With his win in Sunday’s Formula One Indian Grand Prix, Red Bull driver Sebastian Vettel joined the rarified ranks of four-time World Drivers’ Championship winners. With at least a decade left in his career, the 26-year-old German could easily surpass the seven WDCs of the legendary Michael Schumacher.
Only three other drivers have won four or more driver titles, and only two others have won four or more in a row. Schumacher won five in a row (2000–2004) and Juan Manuel Fangio, four of his five consecutively. The only other four-time winner, Alain Prost, needed eight years to win four.
Schumacher competed in 307 races and won his fourth consecutive title at age 34; Fangio won his fourth in a row at age 46 after 51 starts. Vettel, at 26, has four in a row in 117 starts.
Schumacher raced in F1 until he was 43; Fangio was 46 when he won his last title. If Vettel drives merely ten more years, he could surpass both. If he continues to win at his current pace, he could own all the records and retire at age 30.
Along with winning the drivers’ championships, Vettel has also brought Red Bull it’s fourth consecutive Constructors’ Championship—not bad for a team that has only existed for nine years.
The win at India was also Vettel’s sixth straight win—and with three races left on the schedule, he could easily end up with a record-setting nine. All this in only his sixth full season in F1.
Some could argue that Vettel has seen so much success because he drives what is unquestionably the best car on the grid, the Red Bull RB9. Adrian Newey, who has designed the RB9 and all of Vettel’s championship-winning cars, answered those critics.
“What’s great about this sport is the combionation of man and machine,” Newey told NBCSN after he race. “If you have a great car and an average driver you won’t do it, and the other way around you won’t do it. Sebaastian is, witithout a doubt in my mind, one of the all-time greats.”
Vettel showed that he understood what his win means in the greater realm of racing history. “I want to say a big thank you to the team, to all the people that were behind us. For sure it was not an easy season, even if people from the outside get the idea that we had it in our hands for quite a while, the last couple of races. But I think it was a difficult one all in all.
“It makes me very proud: to join people like Prost, Fangio and Michael is unbelievable.”
Tire Strategy Adds Some Interest

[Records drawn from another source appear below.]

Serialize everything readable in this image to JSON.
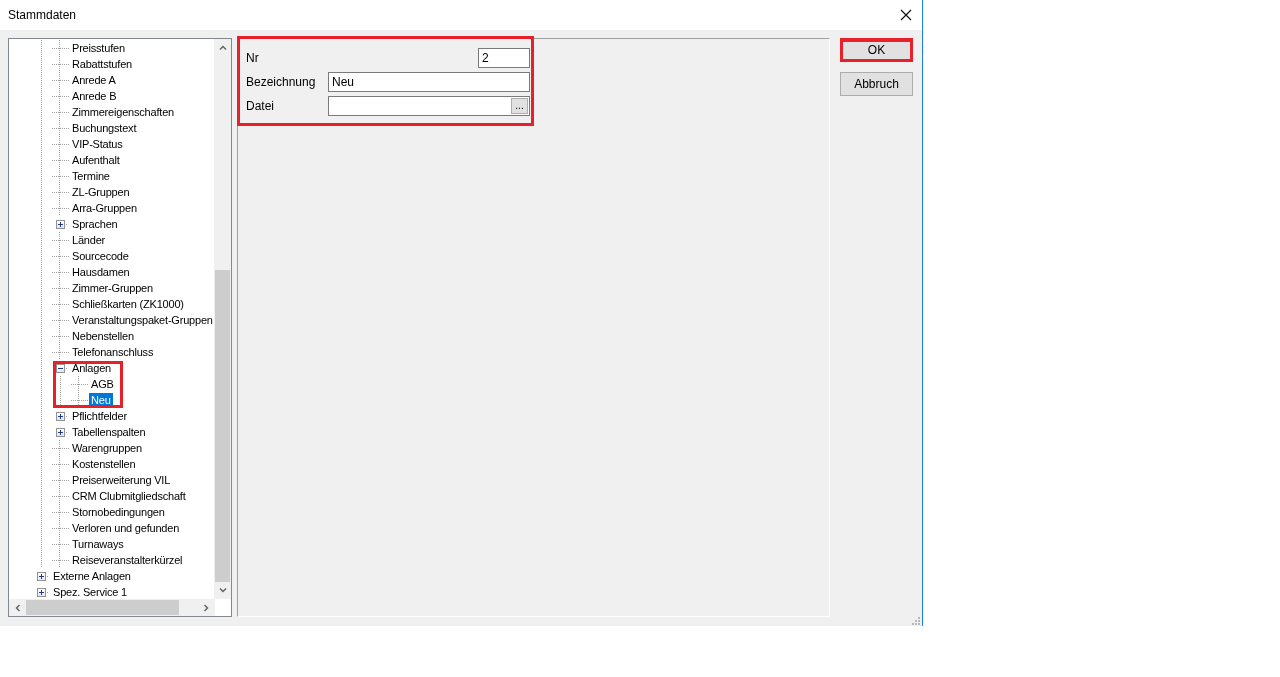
{
  "window": {
    "title": "Stammdaten"
  },
  "tree": {
    "items": [
      {
        "kind": "hidden",
        "children": [
          {
            "label": "Preisstufen",
            "kind": "leaf",
            "selected": false
          },
          {
            "label": "Rabattstufen",
            "kind": "leaf",
            "selected": false
          },
          {
            "label": "Anrede A",
            "kind": "leaf",
            "selected": false
          },
          {
            "label": "Anrede B",
            "kind": "leaf",
            "selected": false
          },
          {
            "label": "Zimmereigenschaften",
            "kind": "leaf",
            "selected": false
          },
          {
            "label": "Buchungstext",
            "kind": "leaf",
            "selected": false
          },
          {
            "label": "VIP-Status",
            "kind": "leaf",
            "selected": false
          },
          {
            "label": "Aufenthalt",
            "kind": "leaf",
            "selected": false
          },
          {
            "label": "Termine",
            "kind": "leaf",
            "selected": false
          },
          {
            "label": "ZL-Gruppen",
            "kind": "leaf",
            "selected": false
          },
          {
            "label": "Arra-Gruppen",
            "kind": "leaf",
            "selected": false
          },
          {
            "label": "Sprachen",
            "kind": "folder",
            "expanded": false,
            "selected": false
          },
          {
            "label": "Länder",
            "kind": "leaf",
            "selected": false
          },
          {
            "label": "Sourcecode",
            "kind": "leaf",
            "selected": false
          },
          {
            "label": "Hausdamen",
            "kind": "leaf",
            "selected": false
          },
          {
            "label": "Zimmer-Gruppen",
            "kind": "leaf",
            "selected": false
          },
          {
            "label": "Schließkarten (ZK1000)",
            "kind": "leaf",
            "selected": false
          },
          {
            "label": "Veranstaltungspaket-Gruppen",
            "kind": "leaf",
            "selected": false
          },
          {
            "label": "Nebenstellen",
            "kind": "leaf",
            "selected": false
          },
          {
            "label": "Telefonanschluss",
            "kind": "leaf",
            "selected": false
          },
          {
            "label": "Anlagen",
            "kind": "folder",
            "expanded": true,
            "selected": false,
            "children": [
              {
                "label": "AGB",
                "kind": "leaf",
                "selected": false
              },
              {
                "label": "Neu",
                "kind": "leaf",
                "selected": true
              }
            ]
          },
          {
            "label": "Pflichtfelder",
            "kind": "folder",
            "expanded": false,
            "selected": false
          },
          {
            "label": "Tabellenspalten",
            "kind": "folder",
            "expanded": false,
            "selected": false
          },
          {
            "label": "Warengruppen",
            "kind": "leaf",
            "selected": false
          },
          {
            "label": "Kostenstellen",
            "kind": "leaf",
            "selected": false
          },
          {
            "label": "Preiserweiterung VIL",
            "kind": "leaf",
            "selected": false
          },
          {
            "label": "CRM Clubmitgliedschaft",
            "kind": "leaf",
            "selected": false
          },
          {
            "label": "Stornobedingungen",
            "kind": "leaf",
            "selected": false
          },
          {
            "label": "Verloren und gefunden",
            "kind": "leaf",
            "selected": false
          },
          {
            "label": "Turnaways",
            "kind": "leaf",
            "selected": false
          },
          {
            "label": "Reiseveranstalterkürzel",
            "kind": "leaf",
            "selected": false
          }
        ]
      },
      {
        "label": "Externe Anlagen",
        "kind": "folder",
        "expanded": false,
        "selected": false
      },
      {
        "label": "Spez. Service 1",
        "kind": "folder",
        "expanded": false,
        "selected": false
      }
    ]
  },
  "form": {
    "nr": {
      "label": "Nr",
      "value": "2"
    },
    "bezeichnung": {
      "label": "Bezeichnung",
      "value": "Neu"
    },
    "datei": {
      "label": "Datei",
      "browse": "..."
    }
  },
  "buttons": [
    {
      "label": "OK",
      "highlighted": true
    },
    {
      "label": "Abbruch",
      "highlighted": false
    }
  ]
}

The Indian Grand Prix wasn’t the usual Vettel win—the young German didn’t gap the field and lead every lap easily—at least not right away. An interesting compound selection offered by tire supplier Pirelli left teams guessing on strategy.
Pirelli supplied the Medium and Soft tires, which on India’s Buddh high-speed circuit were good for about 35 and 15 laps, but the Softs were only good for about five laps on full tanks at the start of the race. Most teams used Softs in qualifying, meaning they had to start on Softs. Red Bull split their strategy: Vettel took the pole on Softs while Mark Webber in the second Red Bull qualified fourth on Mediums.

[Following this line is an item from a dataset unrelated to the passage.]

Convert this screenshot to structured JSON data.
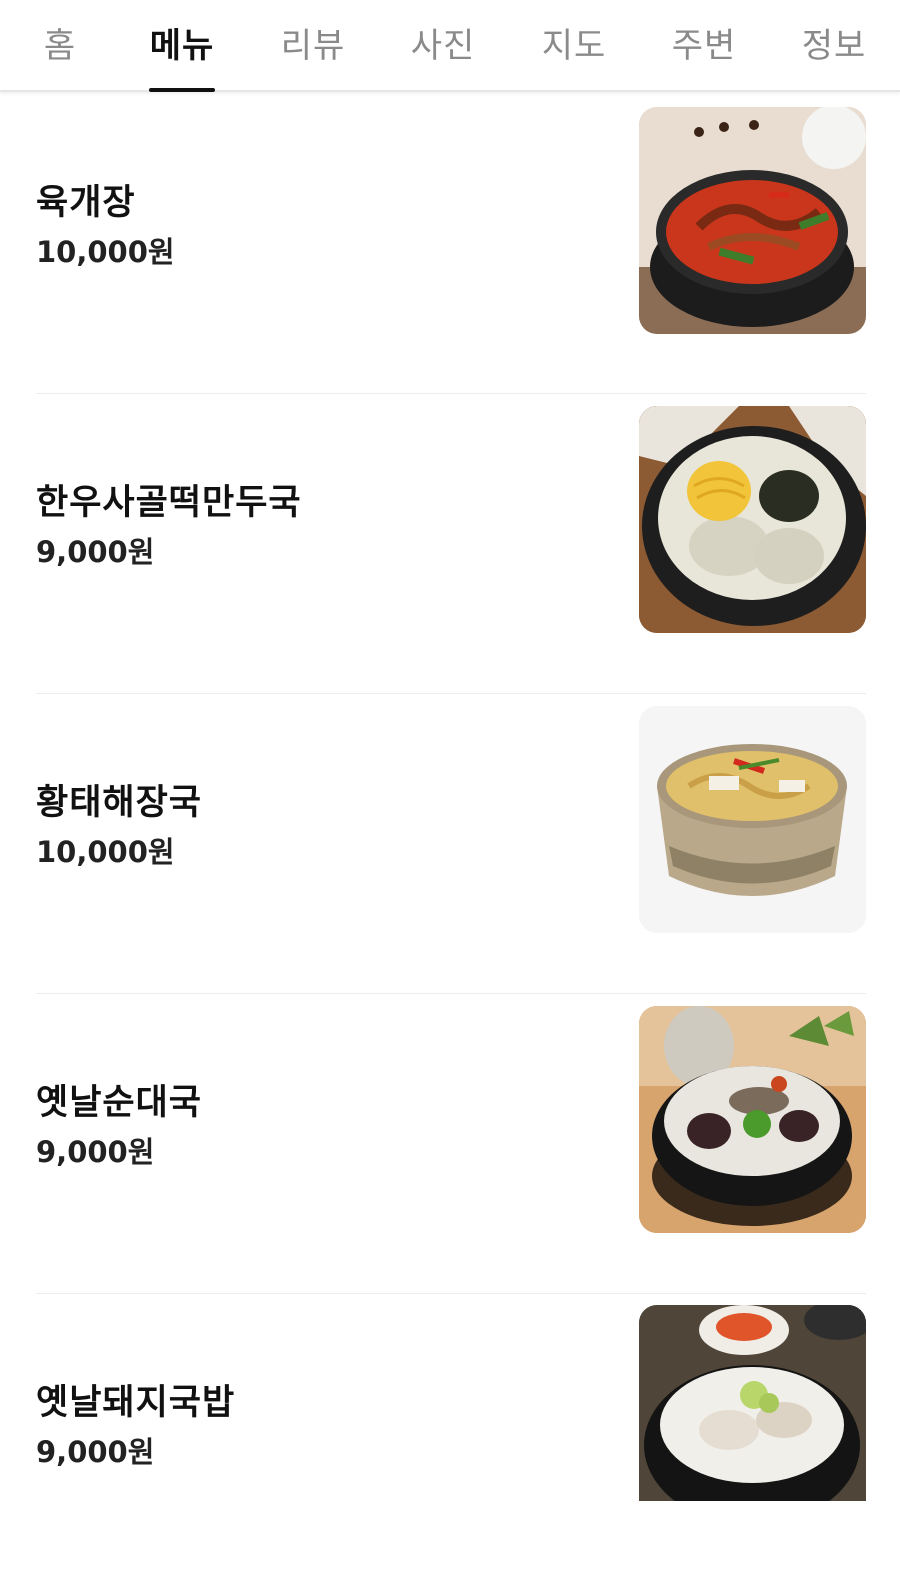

Vettel pitted on lap two for Mediums. As the rest of the field pitted, he cycled back to the front, retaking the lead on lap 29, giving it up for a lap to pit, retaking it on lap 33and never again surrendering it.
Webber meanwhile took the lead on lap nine as everyone of Softs pitted and stayed out until lap 29, when he handed off to his team mate.
Webber only did four fast laps on his Softs, but Vettel pitted first on lap 32. Webber led a lap and came in on lap 33, came out in second, and likely would have finished there had his alternator not stopped working.
The Red Bull pits were scared—alternator problems had cost them races in the past, and since both cars were identical, Vettel’s could have been soon to fail, too. Vettel was ordered to turn off KERS, his electric drink bottle pump, and everything else that used electricity and wasn’t absolutely needed to keep the car running.
Apparently fate didn’t dare interfere with Red Bull’s dominance. Vettel’s car ran faultlessly and he finished the race nearly 30 seconds ahead of Mercedes’ Nico Rosberg in second.
Third went to Lotus driver Romain Grosjean, who started 17th after his crew messed up qualifying.
Fernando Alonso, the only driver mathematically able to win at the start of the race, had nothing but bad luck. The Ferrari driver started eighth after a dismal qualifying session, and that was as good as his day got.
Mark Webber, trying hard to make up places on the start, slammed the right-hand curb and bounced across the road. Webber’s Red Bull fishtailed, hitting the Lotus of Kimi Räikkönen and then ricocheted into Alonso’s front wing.
Alonso brought his Ferrari in for a new wing, but the car was still not right and despite the beset efforts of the two-time champion, he finished 11th.
The titles have been awarded, but the rest of the teams will still have to race hard: for points for the drivers, which can help their future hireability, and for constructor points, which determine how much money the teams earn each season.
The next Formula One race will be the Abu Dhabi Grand Prix, Sunday Nov. 3. The race starts at 8 a.m. Eastern time. Tickets and travel packages are available through the formula1.com website.